Work to complete:
In the data, find each line where the word "Swipe" appears and list that line.

Stored entries

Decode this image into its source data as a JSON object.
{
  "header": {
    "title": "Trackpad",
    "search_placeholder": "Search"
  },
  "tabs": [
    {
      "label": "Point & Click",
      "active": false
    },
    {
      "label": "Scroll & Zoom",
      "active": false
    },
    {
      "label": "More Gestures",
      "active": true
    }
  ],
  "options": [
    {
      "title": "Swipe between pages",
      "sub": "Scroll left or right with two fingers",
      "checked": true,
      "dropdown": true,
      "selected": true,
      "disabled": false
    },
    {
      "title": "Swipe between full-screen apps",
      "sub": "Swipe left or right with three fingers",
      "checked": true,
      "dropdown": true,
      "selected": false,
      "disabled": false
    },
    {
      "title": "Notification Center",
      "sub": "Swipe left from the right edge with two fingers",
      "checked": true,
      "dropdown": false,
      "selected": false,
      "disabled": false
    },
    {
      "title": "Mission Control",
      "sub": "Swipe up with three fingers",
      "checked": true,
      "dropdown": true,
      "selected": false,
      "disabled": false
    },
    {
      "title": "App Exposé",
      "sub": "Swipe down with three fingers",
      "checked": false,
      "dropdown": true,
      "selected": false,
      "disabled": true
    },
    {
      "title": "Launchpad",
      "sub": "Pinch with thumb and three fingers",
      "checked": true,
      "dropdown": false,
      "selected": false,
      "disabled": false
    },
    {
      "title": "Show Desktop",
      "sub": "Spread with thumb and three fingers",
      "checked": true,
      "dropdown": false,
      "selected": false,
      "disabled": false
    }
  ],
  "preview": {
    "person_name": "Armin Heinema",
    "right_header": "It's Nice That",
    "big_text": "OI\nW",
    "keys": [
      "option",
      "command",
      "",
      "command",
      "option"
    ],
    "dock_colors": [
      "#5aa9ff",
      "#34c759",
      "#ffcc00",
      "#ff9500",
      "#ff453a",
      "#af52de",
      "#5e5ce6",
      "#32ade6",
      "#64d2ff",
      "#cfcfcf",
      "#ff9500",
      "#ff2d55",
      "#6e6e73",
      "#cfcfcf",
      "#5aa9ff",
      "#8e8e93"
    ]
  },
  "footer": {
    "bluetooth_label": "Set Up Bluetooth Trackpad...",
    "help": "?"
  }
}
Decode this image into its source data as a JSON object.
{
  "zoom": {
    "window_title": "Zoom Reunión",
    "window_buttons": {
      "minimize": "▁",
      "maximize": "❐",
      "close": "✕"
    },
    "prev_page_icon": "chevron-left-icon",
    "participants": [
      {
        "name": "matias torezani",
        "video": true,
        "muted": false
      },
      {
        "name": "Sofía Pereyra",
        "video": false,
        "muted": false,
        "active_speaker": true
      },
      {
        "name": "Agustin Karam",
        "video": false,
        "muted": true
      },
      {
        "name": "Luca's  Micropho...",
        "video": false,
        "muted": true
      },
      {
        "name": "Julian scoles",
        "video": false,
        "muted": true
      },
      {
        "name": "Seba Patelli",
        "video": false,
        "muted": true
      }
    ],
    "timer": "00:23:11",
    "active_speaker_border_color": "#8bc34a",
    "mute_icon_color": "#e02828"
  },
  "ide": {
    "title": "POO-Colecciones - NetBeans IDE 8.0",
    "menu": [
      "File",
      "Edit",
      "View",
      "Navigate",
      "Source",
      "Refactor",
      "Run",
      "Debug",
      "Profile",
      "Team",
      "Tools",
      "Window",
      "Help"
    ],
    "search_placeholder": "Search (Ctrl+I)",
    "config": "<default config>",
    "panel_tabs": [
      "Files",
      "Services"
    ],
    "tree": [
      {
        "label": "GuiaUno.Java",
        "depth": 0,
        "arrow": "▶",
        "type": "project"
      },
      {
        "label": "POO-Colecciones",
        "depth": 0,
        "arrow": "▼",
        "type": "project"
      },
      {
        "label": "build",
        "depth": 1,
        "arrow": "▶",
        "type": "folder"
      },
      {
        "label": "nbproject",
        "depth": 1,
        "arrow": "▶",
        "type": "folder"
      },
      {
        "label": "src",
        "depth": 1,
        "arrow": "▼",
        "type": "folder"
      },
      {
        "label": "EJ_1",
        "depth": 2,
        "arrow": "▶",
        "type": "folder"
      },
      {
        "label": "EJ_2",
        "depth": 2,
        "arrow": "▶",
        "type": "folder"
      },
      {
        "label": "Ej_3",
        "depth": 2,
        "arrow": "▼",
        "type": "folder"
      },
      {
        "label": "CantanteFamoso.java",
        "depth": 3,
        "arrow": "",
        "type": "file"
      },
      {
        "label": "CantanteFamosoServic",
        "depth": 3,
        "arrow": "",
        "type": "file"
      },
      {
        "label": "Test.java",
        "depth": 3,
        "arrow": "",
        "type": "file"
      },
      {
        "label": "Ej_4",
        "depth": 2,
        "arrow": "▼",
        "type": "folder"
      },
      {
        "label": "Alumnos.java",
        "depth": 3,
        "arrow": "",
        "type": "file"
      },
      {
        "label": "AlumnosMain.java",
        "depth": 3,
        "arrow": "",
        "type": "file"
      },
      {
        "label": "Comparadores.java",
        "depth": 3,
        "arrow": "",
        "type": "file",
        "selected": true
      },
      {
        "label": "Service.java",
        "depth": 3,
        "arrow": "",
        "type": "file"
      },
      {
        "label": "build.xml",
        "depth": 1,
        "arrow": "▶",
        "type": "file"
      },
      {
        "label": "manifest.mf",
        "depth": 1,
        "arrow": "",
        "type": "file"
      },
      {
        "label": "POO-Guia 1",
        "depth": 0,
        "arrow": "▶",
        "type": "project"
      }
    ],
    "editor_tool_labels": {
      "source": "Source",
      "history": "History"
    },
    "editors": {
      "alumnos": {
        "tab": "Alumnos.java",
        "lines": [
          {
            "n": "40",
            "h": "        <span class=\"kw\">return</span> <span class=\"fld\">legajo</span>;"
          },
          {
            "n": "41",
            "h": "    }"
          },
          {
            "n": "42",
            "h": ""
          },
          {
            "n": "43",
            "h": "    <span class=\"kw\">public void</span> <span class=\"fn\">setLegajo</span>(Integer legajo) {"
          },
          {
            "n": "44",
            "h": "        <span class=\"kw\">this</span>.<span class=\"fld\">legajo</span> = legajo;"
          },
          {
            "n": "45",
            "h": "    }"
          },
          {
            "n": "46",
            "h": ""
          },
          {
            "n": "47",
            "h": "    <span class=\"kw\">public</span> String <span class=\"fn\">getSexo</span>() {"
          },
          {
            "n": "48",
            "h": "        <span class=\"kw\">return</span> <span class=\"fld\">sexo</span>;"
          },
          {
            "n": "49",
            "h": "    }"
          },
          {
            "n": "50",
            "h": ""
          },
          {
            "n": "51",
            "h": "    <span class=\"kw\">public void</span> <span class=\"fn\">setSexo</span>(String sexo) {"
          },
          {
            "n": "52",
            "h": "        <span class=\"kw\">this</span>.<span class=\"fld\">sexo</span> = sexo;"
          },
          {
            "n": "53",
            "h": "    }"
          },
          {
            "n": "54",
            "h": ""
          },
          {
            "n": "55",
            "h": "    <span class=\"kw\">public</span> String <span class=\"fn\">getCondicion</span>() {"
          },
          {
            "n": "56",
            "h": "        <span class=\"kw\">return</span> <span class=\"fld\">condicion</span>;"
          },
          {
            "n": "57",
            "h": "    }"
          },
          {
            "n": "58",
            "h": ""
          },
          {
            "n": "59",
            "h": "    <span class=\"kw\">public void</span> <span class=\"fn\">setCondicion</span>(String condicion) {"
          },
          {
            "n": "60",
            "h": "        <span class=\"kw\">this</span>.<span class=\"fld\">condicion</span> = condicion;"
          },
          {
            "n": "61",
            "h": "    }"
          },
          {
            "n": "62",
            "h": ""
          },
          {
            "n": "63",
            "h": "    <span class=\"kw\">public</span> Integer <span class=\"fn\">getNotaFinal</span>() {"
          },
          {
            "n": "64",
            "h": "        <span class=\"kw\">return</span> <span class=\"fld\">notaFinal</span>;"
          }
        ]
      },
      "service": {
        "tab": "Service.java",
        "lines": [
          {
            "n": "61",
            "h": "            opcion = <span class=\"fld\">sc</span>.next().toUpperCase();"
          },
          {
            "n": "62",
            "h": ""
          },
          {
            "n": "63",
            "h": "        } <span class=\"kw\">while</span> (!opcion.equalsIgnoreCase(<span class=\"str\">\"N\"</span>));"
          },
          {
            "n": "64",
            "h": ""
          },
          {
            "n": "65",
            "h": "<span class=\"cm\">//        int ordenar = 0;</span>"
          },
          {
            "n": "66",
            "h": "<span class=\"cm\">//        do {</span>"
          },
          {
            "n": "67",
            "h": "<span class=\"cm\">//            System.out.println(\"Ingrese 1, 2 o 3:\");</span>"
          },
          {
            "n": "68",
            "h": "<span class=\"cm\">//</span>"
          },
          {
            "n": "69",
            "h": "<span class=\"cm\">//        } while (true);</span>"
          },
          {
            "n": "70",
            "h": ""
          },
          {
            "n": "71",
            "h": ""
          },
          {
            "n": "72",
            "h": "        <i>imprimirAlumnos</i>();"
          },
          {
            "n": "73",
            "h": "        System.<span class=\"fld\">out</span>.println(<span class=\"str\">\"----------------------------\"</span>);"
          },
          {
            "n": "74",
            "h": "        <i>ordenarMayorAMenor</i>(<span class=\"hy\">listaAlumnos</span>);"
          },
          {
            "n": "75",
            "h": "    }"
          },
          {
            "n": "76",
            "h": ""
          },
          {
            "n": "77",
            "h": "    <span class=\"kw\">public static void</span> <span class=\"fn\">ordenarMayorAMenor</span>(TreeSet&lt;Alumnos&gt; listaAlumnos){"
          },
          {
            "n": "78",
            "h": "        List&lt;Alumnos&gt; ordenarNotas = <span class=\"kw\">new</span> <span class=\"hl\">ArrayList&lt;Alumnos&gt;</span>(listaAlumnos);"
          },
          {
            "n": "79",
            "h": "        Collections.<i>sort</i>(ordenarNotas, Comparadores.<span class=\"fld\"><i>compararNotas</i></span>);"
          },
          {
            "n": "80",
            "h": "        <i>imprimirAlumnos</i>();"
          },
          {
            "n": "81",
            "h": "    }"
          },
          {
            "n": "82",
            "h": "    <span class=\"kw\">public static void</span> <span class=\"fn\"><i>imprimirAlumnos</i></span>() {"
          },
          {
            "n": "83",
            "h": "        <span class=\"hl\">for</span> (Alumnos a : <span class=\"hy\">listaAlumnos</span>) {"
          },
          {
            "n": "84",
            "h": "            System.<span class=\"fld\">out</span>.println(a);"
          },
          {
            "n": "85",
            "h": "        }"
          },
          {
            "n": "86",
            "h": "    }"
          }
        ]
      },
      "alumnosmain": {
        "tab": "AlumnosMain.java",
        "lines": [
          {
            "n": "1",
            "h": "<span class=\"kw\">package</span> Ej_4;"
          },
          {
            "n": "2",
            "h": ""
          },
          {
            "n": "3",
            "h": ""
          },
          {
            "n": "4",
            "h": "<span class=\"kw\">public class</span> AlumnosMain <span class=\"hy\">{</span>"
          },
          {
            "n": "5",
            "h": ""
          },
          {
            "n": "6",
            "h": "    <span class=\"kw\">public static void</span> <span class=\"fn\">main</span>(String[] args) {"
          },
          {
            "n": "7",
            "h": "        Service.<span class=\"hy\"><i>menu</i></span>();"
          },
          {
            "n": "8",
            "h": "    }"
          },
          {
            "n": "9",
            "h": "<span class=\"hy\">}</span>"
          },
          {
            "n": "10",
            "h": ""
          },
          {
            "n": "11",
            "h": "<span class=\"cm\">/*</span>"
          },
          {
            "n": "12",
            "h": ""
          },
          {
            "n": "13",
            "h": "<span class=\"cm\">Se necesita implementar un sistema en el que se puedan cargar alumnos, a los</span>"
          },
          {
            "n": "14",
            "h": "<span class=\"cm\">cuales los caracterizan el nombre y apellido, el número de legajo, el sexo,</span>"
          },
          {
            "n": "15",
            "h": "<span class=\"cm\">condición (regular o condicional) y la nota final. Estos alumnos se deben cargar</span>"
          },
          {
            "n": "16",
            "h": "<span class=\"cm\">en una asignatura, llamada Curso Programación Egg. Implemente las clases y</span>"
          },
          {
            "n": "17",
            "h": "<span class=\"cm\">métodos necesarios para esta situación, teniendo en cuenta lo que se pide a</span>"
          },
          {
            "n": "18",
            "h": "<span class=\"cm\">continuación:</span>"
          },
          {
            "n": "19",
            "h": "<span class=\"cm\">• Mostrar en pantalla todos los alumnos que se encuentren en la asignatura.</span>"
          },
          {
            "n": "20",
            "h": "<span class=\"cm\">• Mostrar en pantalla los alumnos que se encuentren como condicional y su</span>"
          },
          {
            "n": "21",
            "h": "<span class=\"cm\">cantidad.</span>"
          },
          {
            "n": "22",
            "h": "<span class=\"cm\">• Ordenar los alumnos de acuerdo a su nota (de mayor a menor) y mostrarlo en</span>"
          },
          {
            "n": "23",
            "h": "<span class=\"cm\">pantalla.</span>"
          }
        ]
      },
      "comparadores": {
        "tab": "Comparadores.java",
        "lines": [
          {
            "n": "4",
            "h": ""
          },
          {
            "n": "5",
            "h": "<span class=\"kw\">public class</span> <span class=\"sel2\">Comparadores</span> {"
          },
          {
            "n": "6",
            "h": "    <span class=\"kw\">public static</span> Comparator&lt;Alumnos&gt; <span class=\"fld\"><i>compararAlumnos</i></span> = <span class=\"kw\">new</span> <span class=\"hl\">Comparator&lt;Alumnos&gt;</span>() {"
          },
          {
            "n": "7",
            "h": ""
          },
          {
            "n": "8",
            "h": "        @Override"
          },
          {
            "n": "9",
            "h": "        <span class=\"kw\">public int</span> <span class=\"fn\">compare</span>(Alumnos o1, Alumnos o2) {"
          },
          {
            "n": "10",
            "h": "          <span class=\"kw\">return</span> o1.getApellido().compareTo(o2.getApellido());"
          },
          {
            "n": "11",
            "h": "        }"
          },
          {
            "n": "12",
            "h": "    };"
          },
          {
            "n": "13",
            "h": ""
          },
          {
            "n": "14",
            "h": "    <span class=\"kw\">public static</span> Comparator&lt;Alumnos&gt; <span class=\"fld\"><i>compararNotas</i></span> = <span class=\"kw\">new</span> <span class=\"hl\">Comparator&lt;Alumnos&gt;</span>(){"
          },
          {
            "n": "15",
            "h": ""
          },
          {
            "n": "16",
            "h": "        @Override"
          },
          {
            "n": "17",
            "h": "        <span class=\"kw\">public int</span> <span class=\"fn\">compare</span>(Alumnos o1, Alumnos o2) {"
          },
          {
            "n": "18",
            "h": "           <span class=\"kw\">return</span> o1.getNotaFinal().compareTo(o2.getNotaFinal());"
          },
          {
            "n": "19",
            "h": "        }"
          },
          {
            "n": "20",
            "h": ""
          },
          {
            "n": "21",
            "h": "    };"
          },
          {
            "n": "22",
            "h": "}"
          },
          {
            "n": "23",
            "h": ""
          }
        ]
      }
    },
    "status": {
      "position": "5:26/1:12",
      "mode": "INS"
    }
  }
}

Task solution:
      "title": "Swipe between pages",
      "title": "Swipe between full-screen apps",
      "sub": "Swipe left or right with three fingers",
      "sub": "Swipe left from the right edge with two fingers",
      "sub": "Swipe up with three fingers",
      "sub": "Swipe down with three fingers",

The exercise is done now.